There are three ways to prevent the suffering of animals from fireworks:

1. Write to your municipal council.

Write to your local municipal council and ask them to put a ban in place for the sale and use of fireworks by private citizens. The District of North Vancouver is currently considering such a ban. Residents can contact City Council in support of a consumer fireworks ban.

2. Sign the federal petition.

Sign the federal e-petition, which calls on the Canadian goverment to explore legislative changes around the use of fireworks. The petition is open until February 25, 2022, at 10:45 a.m. PST.

3. Share this infographic!

Without public education, people will continue to seek illegal means to access fireworks even in areas with bans in place. The infographic demonstrates how one small change can help create a community that cares for everyone who belongs in it, be they feathered, furry or human.


B.C. government asking for approval to kill wolves

The B.C. government is seeking a five-year approval for a continued wolf cull program, which if granted would total 12 years of killing wolves in a bid to recover caribou herds decimated by habitat destruction.

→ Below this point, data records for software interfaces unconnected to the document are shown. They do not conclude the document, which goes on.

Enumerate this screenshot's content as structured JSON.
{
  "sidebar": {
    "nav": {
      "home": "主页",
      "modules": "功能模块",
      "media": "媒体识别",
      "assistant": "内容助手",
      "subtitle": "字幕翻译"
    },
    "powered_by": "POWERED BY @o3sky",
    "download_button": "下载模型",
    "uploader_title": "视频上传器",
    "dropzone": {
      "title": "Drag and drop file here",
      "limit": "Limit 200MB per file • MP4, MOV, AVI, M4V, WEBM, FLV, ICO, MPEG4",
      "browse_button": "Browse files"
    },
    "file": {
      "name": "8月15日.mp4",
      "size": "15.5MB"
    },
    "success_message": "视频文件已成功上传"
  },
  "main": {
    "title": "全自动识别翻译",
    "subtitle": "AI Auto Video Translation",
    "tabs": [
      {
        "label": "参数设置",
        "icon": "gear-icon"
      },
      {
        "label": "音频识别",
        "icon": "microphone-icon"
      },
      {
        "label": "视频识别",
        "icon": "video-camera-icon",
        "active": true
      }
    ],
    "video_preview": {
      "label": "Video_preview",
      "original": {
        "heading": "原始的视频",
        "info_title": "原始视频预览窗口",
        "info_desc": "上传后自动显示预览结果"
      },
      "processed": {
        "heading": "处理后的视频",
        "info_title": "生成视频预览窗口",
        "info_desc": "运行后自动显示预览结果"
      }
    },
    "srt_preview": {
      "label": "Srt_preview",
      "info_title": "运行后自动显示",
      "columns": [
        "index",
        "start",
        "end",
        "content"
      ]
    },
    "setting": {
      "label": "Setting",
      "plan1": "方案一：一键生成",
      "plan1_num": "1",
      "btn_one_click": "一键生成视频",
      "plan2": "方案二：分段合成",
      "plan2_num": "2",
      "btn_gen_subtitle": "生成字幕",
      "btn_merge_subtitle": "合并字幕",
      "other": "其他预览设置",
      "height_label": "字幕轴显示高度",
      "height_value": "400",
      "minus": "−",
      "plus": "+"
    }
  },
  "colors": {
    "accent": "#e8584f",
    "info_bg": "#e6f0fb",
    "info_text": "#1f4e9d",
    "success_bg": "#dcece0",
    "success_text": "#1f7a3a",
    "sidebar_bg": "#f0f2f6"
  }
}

Since the B.C. government started killing wolves in 2015, 1,429 wolf lives were taken by aerial weapon use.

Scientists confirm there is no statistical support for this measure and that the study used to support this policy is flawed.

The government survey is running until November 15. You can take the short survey here:

Credit: We Animals

Tips on filling out the survey

For tips on filling out the survey, consider the following suggested responses to support humane conservation efforts:

PageQuestionSuggested response
1N/AReview as desired, scroll to bottom, click “Take the survey
2N/AReview as desired, scroll to bottom, click “Next”
31. Since the 1990s, B.C.’s caribou population has declined from 40,000 to approximately 15,000. What do you consider to be the three greatest causes of this population decline?Responses related to habitat destruction and urbanization
2. How important is the recovery of caribou in B.C. to you?“Very important”
3. Why is caribou recovery important to you?Respond as relevant
41. Do you spend time in areas where predator reduction for caribou recovery is being considered?Respond as relevant
2. Are you aware of the reasons the Province of B.C. states for the need to reduce predators to recover caribou?“Yes”
3. Do you agree predator reduction is a necessary action for caribou recovery?“Strongly disagree”
3a. If you disagree with predator reduction for caribou recovery, please tell us why?“It is inhumane”; “Other” responses can indicate there is no statistical support for this measure
4. Are there any herds that you feel should be added to or removed from predator reduction for caribou recovery?Respond as relevant
5. What other caribou recovery actions do you feel are important to implement?Responses indicating habitat related actions first, and conservation breeding/maternal penning/predator reduction last
All remaining questionsRespond as relevant & complete the survey

Thank you for taking the time to speak up for wolves!